Harper Bishop is the Deputy Director of Movement Building at PUSH Buffalo, whose mission it is to mobilize residents to create strong neighborhoods with quality, affordable housing; to expand local hiring opportunities; and to advance economic and environmental justice in Buffalo, New York.
He has nearly a decade's worth of professional experience in community-based organizations. In that time, Bishop has trained and developed grassroots leadership, written and advocated for progressive policies, and organized for economic, social, and racial justice in his hometown of Buffalo, most recently as the Director of Economic Development at Open Buffalo.
In that role, Bishop served in the role of Co-Coordinator of the Crossroads Collective, a one-of-a-kind collaboration of community organizers, growers, workers' rights advocates, faith-based leaders, researchers, and grassroots leaders to address growing income inequality and to build a movement for a just transition from an extractive to a regenerative economy. Bishop's long history in community-controlled, placed-based economic development is also nationally recognized. He has been a Business Alliance for Local Living Economies (BALLE) Local Economy Fellow, and is also Co-Founder of Cooperation Buffalo and Co-Chair of the New Economy Coalition.

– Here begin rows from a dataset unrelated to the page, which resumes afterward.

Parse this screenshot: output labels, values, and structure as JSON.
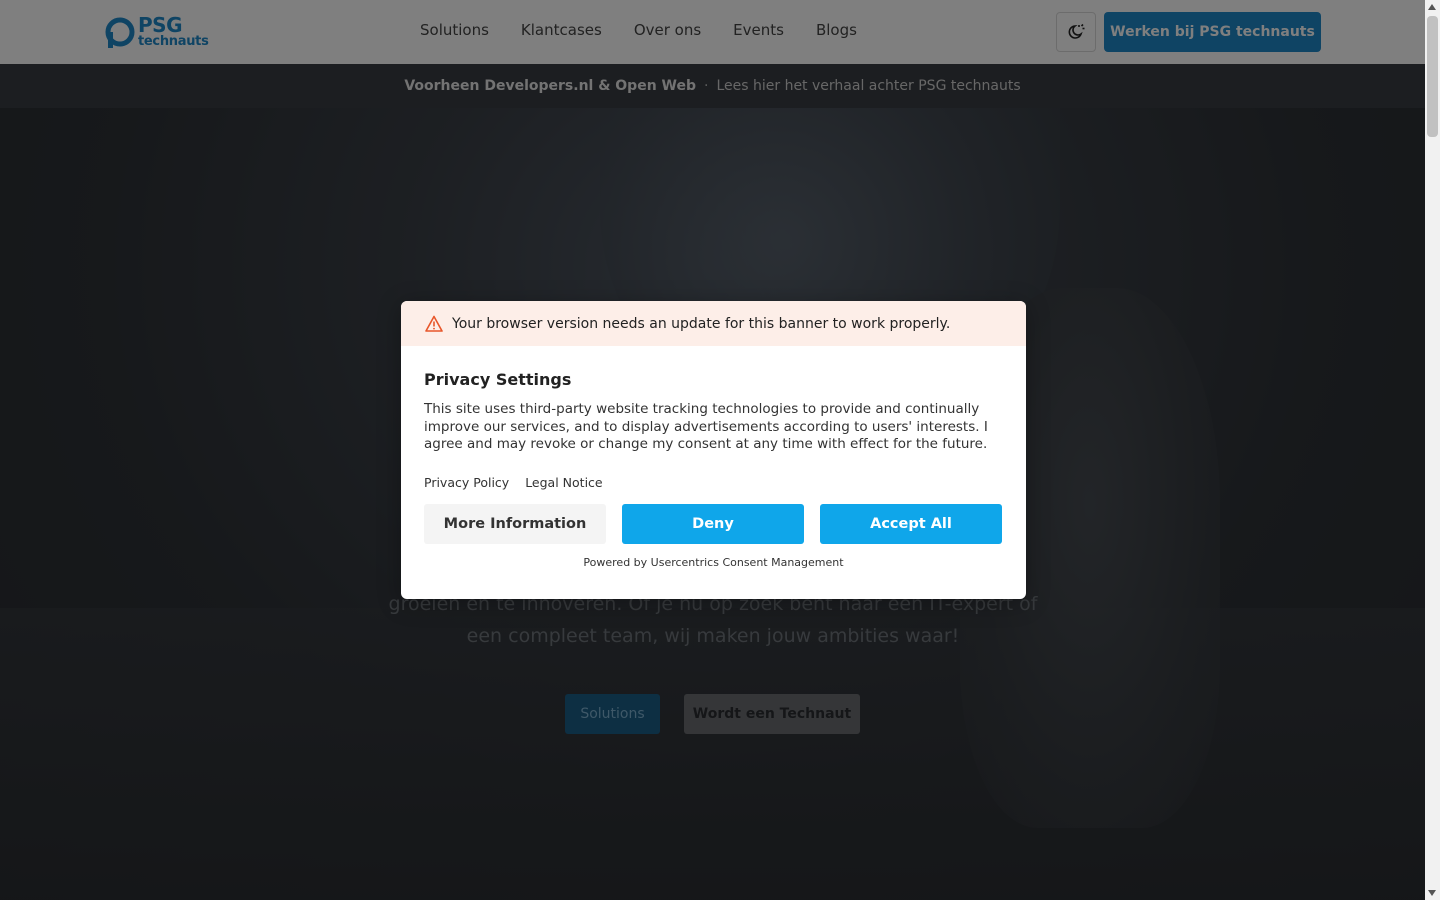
{
  "header": {
    "logo": {
      "title": "PSG",
      "subtitle": "technauts"
    },
    "nav": [
      {
        "label": "Solutions"
      },
      {
        "label": "Klantcases"
      },
      {
        "label": "Over ons"
      },
      {
        "label": "Events"
      },
      {
        "label": "Blogs"
      }
    ],
    "theme_icon": "theme-toggle-icon",
    "cta_label": "Werken bij PSG technauts"
  },
  "announcement": {
    "strong": "Voorheen Developers.nl & Open Web",
    "separator": "·",
    "link": "Lees hier het verhaal achter PSG technauts"
  },
  "hero": {
    "text": "groeien en te innoveren. Of je nu op zoek bent naar een IT-expert of een compleet team, wij maken jouw ambities waar!",
    "primary_button": "Solutions",
    "secondary_button": "Wordt een Technaut"
  },
  "consent": {
    "warning": "Your browser version needs an update for this banner to work properly.",
    "title": "Privacy Settings",
    "text": "This site uses third-party website tracking technologies to provide and continually improve our services, and to display advertisements according to users' interests. I agree and may revoke or change my consent at any time with effect for the future.",
    "links": [
      "Privacy Policy",
      "Legal Notice"
    ],
    "buttons": {
      "more": "More Information",
      "deny": "Deny",
      "accept": "Accept All"
    },
    "powered_by": "Powered by Usercentrics Consent Management"
  },
  "colors": {
    "brand": "#1e88c8",
    "consent_button": "#0fa6ea",
    "warning_bg": "#fdeee8",
    "warning_icon": "#e8562a"
  }
}
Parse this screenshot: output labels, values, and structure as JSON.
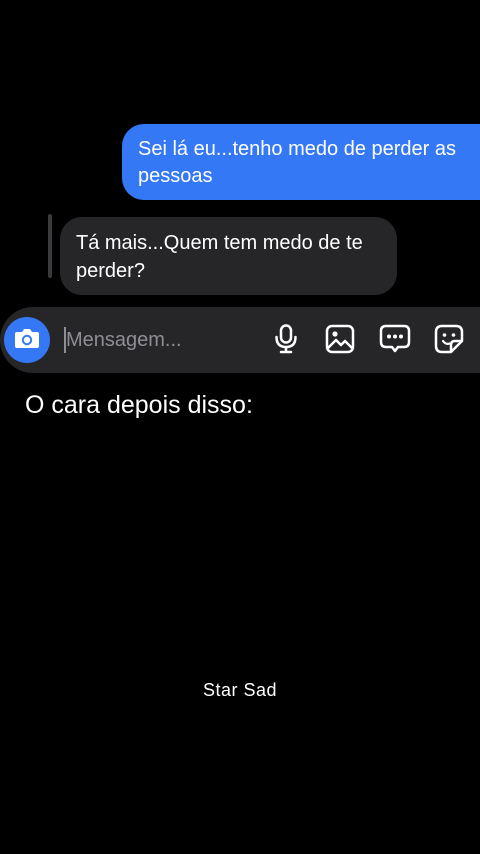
{
  "chat": {
    "sent_message": "Sei lá eu...tenho medo de perder as pessoas",
    "received_message": "Tá mais...Quem tem medo de te perder?"
  },
  "composer": {
    "placeholder": "Mensagem...",
    "icons": [
      "camera-icon",
      "microphone-icon",
      "gallery-icon",
      "chat-bubble-icon",
      "sticker-icon"
    ]
  },
  "caption": "O cara depois disso:",
  "watermark": "Star Sad",
  "colors": {
    "background": "#000000",
    "sent_bubble": "#3478f6",
    "received_bubble": "#262629",
    "composer_bg": "#262629",
    "camera_button": "#3478f6"
  }
}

His work at Open Buffalo also afforded him the opportunity to stand in solidarity with the Fruit Belt neighborhood, a historically African-American/Black neighborhood on the near East Side of Buffalo to found the F.B. Community Land Trust in response to the rapid gentrification and displacement of longtime city residents, specifically communities of color, low-income and working class people, and marginalized LGBTQ folx. He now sits on the board of directors as a public stakeholder.
Bishop has also served as the Executive Director of Buffalo First, a non-profit organization that supported local and independent businesses as a vehicle for social change, opening the door for social enterprises, benefit corporations, and the prioritization of people over profits or what is known as "Triple Bottom Line" businesses in New York state. He continued to use his policy and legislative expertise as Legislative Assistant to former Delaware District Council Member, the late Michael J. LoCurto, to champion worker cooperative development, paid sick leave, and the success City of Buffalo budget allocation of the first-ever participatory budgeting process in the city.
Finally, Bishop is a staunch defender of LGBTQ rights and firmly believes that everyone has the right to live their truth free from fear. He is committed to continuing to push for an intersectional analysis that affirms collective liberation and centers the lived experience of those most impacted by state-sanctioned violence and white supremacy.
Bishop is a proud trans man, who lives with their partner on Buffalo's West Side and wholeheartedly believes in building the Beloved Community.